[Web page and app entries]
● ● ●
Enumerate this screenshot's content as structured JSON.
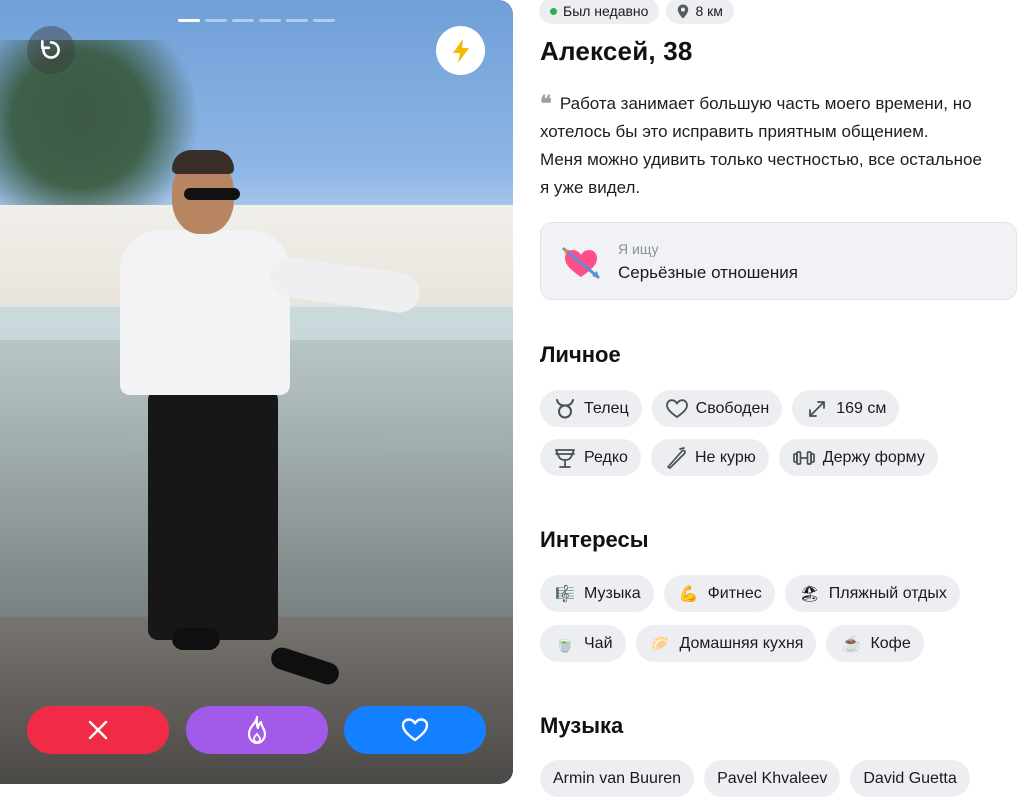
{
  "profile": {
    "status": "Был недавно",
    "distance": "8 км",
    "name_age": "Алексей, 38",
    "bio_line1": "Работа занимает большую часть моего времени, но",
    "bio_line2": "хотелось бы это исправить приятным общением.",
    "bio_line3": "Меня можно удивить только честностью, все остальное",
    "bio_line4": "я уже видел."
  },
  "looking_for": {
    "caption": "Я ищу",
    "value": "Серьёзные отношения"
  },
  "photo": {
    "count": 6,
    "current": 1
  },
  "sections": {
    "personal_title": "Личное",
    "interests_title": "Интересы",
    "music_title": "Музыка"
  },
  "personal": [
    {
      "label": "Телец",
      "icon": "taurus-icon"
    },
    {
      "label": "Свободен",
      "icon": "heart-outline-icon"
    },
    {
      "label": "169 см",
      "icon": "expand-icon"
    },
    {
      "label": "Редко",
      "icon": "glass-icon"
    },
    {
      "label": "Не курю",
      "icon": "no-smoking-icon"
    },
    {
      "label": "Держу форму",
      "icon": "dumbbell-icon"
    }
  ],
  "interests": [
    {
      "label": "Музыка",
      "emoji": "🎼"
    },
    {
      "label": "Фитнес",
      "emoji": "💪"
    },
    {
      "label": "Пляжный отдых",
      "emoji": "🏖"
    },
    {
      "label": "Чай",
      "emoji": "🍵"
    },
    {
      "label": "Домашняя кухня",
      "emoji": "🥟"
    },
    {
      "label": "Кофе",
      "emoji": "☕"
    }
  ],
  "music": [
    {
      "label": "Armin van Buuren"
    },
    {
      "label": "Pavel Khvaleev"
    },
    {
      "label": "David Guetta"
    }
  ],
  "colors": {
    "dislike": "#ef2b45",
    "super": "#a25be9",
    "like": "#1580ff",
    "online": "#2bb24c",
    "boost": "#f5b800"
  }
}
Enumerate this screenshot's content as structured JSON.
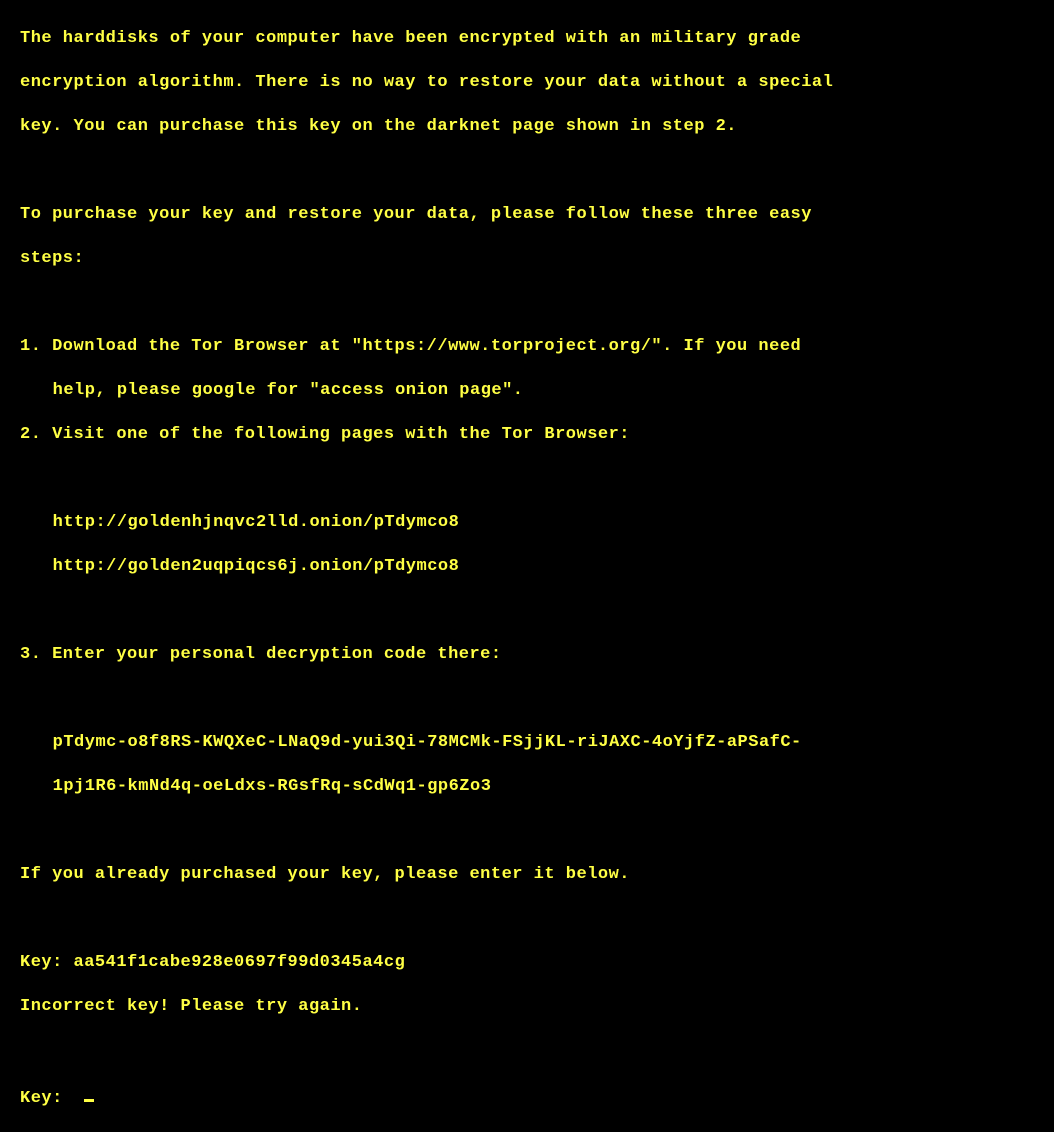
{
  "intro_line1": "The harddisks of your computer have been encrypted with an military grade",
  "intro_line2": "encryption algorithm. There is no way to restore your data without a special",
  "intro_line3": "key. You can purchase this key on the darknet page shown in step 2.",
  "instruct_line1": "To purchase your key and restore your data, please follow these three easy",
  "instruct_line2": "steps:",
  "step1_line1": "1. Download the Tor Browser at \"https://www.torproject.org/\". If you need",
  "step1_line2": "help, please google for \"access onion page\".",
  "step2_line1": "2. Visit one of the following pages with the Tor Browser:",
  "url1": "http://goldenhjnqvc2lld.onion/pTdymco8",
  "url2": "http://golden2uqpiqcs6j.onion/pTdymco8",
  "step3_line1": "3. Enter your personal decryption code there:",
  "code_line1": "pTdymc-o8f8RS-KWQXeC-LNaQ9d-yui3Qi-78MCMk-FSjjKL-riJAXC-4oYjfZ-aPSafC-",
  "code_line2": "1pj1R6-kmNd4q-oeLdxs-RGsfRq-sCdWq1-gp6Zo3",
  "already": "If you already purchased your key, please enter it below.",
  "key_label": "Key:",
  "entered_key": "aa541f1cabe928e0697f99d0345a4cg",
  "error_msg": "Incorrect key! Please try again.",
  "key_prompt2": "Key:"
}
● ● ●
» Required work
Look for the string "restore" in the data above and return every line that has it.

» Solution
  "intro_line2": "encryption algorithm. There is no way to restore your data without a special",
  "instruct_line1": "To purchase your key and restore your data, please follow these three easy",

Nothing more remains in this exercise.